tolkien hobbit map middle earth 1

Ever read the Lord of the Rings?

I have. About 26 times.

But for the first time, I’m reading it aloud with my son.

And I’ve noticed something I hadn’t noticed when reading it to myself.

There’s a lot of walking.

I mean A LOT of walking.

  • Through meadows,
  • past rivers,
  • into woods,
  • along mountains.

And each meadow, river, wood, or mountain has six different names. And each of those names then is also translated into Elvish, Dwarfish, Hobbity, and so on.

And each meadow, river, wood, or mountain is surrounded by flowers, clouds, mist, rocks–all of which need to be described very thoroughly (in several different languages), so you don’t get, say, the flowers near this particular mountain mixed up with the flowers 100 leagues away near a certain river.


And how is just like learning to play ukulele?

(Didn’t think I’d get there, did you!)

Every ukulele instruction book out there is trying to get you from the Shire to the Crack of Mt. Doom, each via its own path.

Every author has his own language and terminology–and you’ve got to carefully translate as you go, or you’ll wind up with evil, squint-eyed Bill Ferney instead of mysterious-but-helpful Strider.

Um, in ukulele terms…

We live in glorious times, we ukulele players.
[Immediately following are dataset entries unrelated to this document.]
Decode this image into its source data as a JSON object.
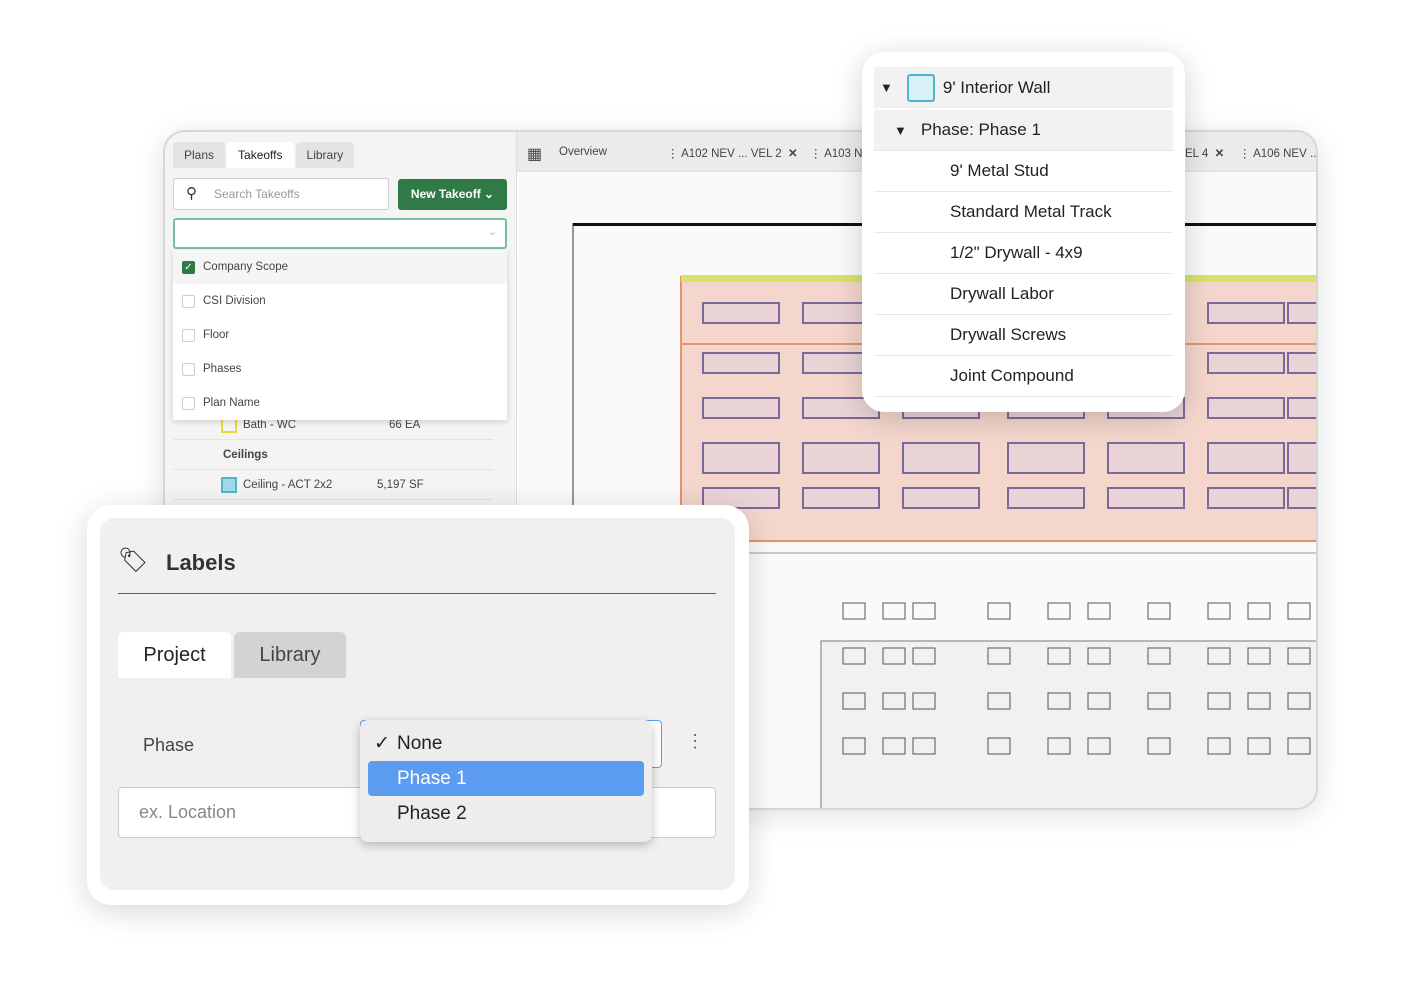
{
  "app": {
    "tabs": [
      "Plans",
      "Takeoffs",
      "Library"
    ],
    "active_tab": "Takeoffs",
    "search_placeholder": "Search Takeoffs",
    "new_takeoff": "New Takeoff"
  },
  "group_by_options": [
    {
      "label": "Company Scope",
      "checked": true
    },
    {
      "label": "CSI Division",
      "checked": false
    },
    {
      "label": "Floor",
      "checked": false
    },
    {
      "label": "Phases",
      "checked": false
    },
    {
      "label": "Plan Name",
      "checked": false
    }
  ],
  "takeoffs": [
    {
      "name": "Bath - WC",
      "qty": "66 EA",
      "color": "#e8d83a"
    },
    {
      "group": "Ceilings"
    },
    {
      "name": "Ceiling - ACT 2x2",
      "qty": "5,197 SF",
      "color": "#4fb7c9"
    }
  ],
  "plan_tabs": {
    "overview": "Overview",
    "tabs": [
      "A102 NEV ... VEL 2",
      "A103 N",
      "EL 4",
      "A106 NEV ..."
    ]
  },
  "assembly": {
    "title": "9' Interior Wall",
    "phase": "Phase: Phase 1",
    "items": [
      "9' Metal Stud",
      "Standard Metal Track",
      "1/2\" Drywall - 4x9",
      "Drywall Labor",
      "Drywall Screws",
      "Joint Compound"
    ]
  },
  "labels_panel": {
    "title": "Labels",
    "tabs": [
      "Project",
      "Library"
    ],
    "active_tab": "Project",
    "phase_label": "Phase",
    "location_placeholder": "ex. Location",
    "phase_options": [
      "None",
      "Phase 1",
      "Phase 2"
    ],
    "selected": "None",
    "highlighted": "Phase 1"
  },
  "colors": {
    "brand_green": "#2f7a47",
    "highlight_blue": "#5b9cf0"
  }
}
There’s never been so much good learning material out there as there is right now. (Be careful—there’s also a fair amount of Bill Ferney-like dreck…)

Every one of those books, DVDs, video lessons, is a map.

Through the Swamp of Barre Chords, through the Dark Forest of Seemingly Pointless Scales, and toward the Land of Happy Uke Strumming.

Now when you find the right map, everything starts to fall into place.

But, my little hobbit—it’s up to you find the right map.

your pal,Danno